Although encouraging changes were seen in patients who only participated in aerobic exercise, such as treadmill walking, cycling and rowing, the addition of resistance exercise, such as weightlifting, led to greater increases in muscle mass (9 percent compared to 5 percent) and strength (49 percent compared to 17 percent) than aerobic exercise alone.
“There is limited research on the effects of exercise in CKD patients, and a lack of knowledge on what exercise is most beneficial in this group,” says Dr. Tom Wilkinson from the University of Leicester’s Department of Infection, Immunity and Inflammation. “Our study shows that both aerobic exercises and strength exercises are important in CKD patients in keeping muscles strong and healthy, and can be combined successfully and safely.”
Patients underwent a six-week control period before starting the exercise program to observe if there were any natural changes in strength, fitness, and muscle. Since no changes were seen, any improvement after the exercise period would be due to the exercise.
Patients then participated in 12 weeks of supervised aerobic based exercise (treadmill, rowing or cycling exercise) for 30 minutes, or combined training (aerobic exercise plus leg extension and leg press exercise) performed three times week. Researchers then analyzed the potential health benefits.
“I have certainly noticed that my general level of fitness changed after the extra CKD and I discovered muscles that I hadn’t had for a little while,” said a male patient, 62 years old, who took part in the study.
Those with CKD might want to add more coffee to their diets. A recent study of more than 2,300 Americans with CKD found that those who drank the most caffeinated drinks lowered their risk of dying by 24 percent when compared to those who drank the least.
“These results suggest that advising patients with CKD to drink more caffeine may reduce their mortality,” said researcher Dr. Miquel Bigotte Vieira. “This would represent a simple, clinically beneficial, and inexpensive option.”
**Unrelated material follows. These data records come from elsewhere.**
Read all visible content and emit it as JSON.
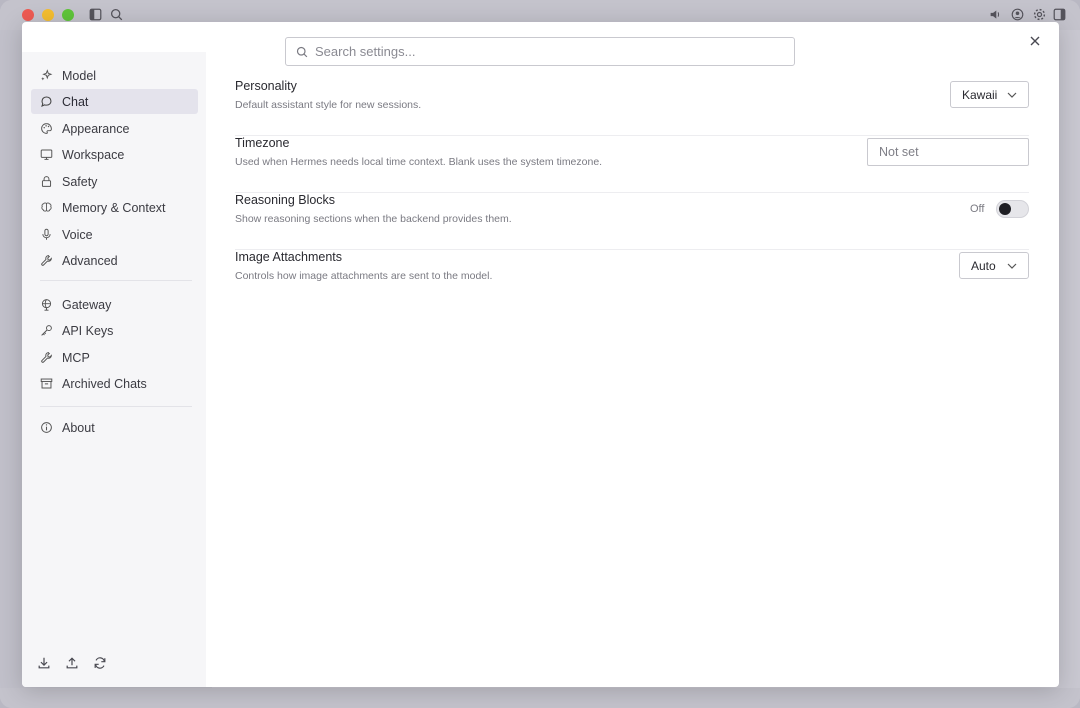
{
  "search": {
    "placeholder": "Search settings..."
  },
  "sidebar": {
    "groups": [
      [
        {
          "label": "Model",
          "icon": "sparkles-icon"
        },
        {
          "label": "Chat",
          "icon": "chat-bubble-icon",
          "active": true
        },
        {
          "label": "Appearance",
          "icon": "palette-icon"
        },
        {
          "label": "Workspace",
          "icon": "monitor-icon"
        },
        {
          "label": "Safety",
          "icon": "lock-icon"
        },
        {
          "label": "Memory & Context",
          "icon": "brain-icon"
        },
        {
          "label": "Voice",
          "icon": "microphone-icon"
        },
        {
          "label": "Advanced",
          "icon": "wrench-icon"
        }
      ],
      [
        {
          "label": "Gateway",
          "icon": "globe-icon"
        },
        {
          "label": "API Keys",
          "icon": "key-icon"
        },
        {
          "label": "MCP",
          "icon": "wrench-icon"
        },
        {
          "label": "Archived Chats",
          "icon": "archive-icon"
        }
      ],
      [
        {
          "label": "About",
          "icon": "info-icon"
        }
      ]
    ],
    "footer_icons": [
      "download-icon",
      "upload-icon",
      "refresh-icon"
    ]
  },
  "settings": {
    "personality": {
      "title": "Personality",
      "description": "Default assistant style for new sessions.",
      "value": "Kawaii"
    },
    "timezone": {
      "title": "Timezone",
      "description": "Used when Hermes needs local time context. Blank uses the system timezone.",
      "placeholder": "Not set"
    },
    "reasoning_blocks": {
      "title": "Reasoning Blocks",
      "description": "Show reasoning sections when the backend provides them.",
      "state_label": "Off"
    },
    "image_attachments": {
      "title": "Image Attachments",
      "description": "Controls how image attachments are sent to the model.",
      "value": "Auto"
    }
  },
  "colors": {
    "active_nav_bg": "#e4e3ec",
    "sidebar_bg": "#f6f6f8",
    "toggle_knob": "#1f1f24"
  }
}
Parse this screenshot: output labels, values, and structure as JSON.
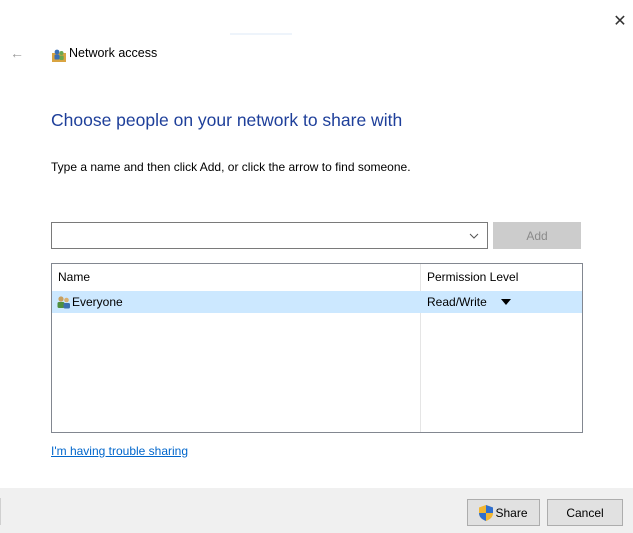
{
  "window": {
    "title": "Network access",
    "close_glyph": "✕",
    "back_glyph": "←"
  },
  "main": {
    "heading": "Choose people on your network to share with",
    "instruction": "Type a name and then click Add, or click the arrow to find someone.",
    "name_input": {
      "value": "",
      "placeholder": ""
    },
    "add_label": "Add"
  },
  "table": {
    "columns": [
      "Name",
      "Permission Level"
    ],
    "rows": [
      {
        "name": "Everyone",
        "permission": "Read/Write"
      }
    ]
  },
  "help_link": "I'm having trouble sharing",
  "footer": {
    "share_label": "Share",
    "cancel_label": "Cancel"
  },
  "colors": {
    "heading": "#1e3f9a",
    "link": "#0066cc",
    "selected_row": "#cce8ff",
    "footer_bg": "#f0f0f0",
    "disabled_button": "#cccccc"
  },
  "icons": {
    "title": "network-people-icon",
    "row": "users-group-icon",
    "share": "uac-shield-icon"
  }
}
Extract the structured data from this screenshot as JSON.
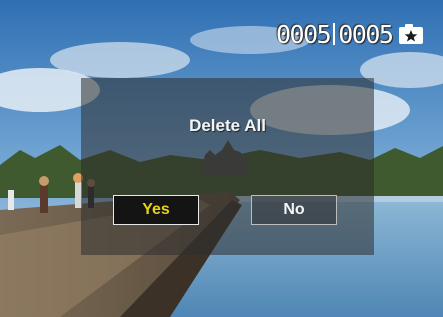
{
  "status": {
    "counter_current": "0005",
    "counter_total": "0005",
    "protect_icon": "protected-star-icon"
  },
  "dialog": {
    "title": "Delete All",
    "yes_label": "Yes",
    "no_label": "No",
    "selected": "Yes"
  },
  "colors": {
    "selected_text": "#e6d21a",
    "selected_bg": "#141414",
    "overlay": "rgba(45,45,45,0.55)"
  }
}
Those with kidney disease may also want to skip heartburn meds called protein pump inhibitors (PPIs), which are drugs used to treat GERD, acid reflux, and stomach ulcers since they may influence kidney disease. Studies conducted at Johns Hopkins University found that people with normal kidney function who regularly used PPIs were up to 50 percent more likely to develop CKD than non-users.
Kidney disease is the ninth leading cause of death in the U.S.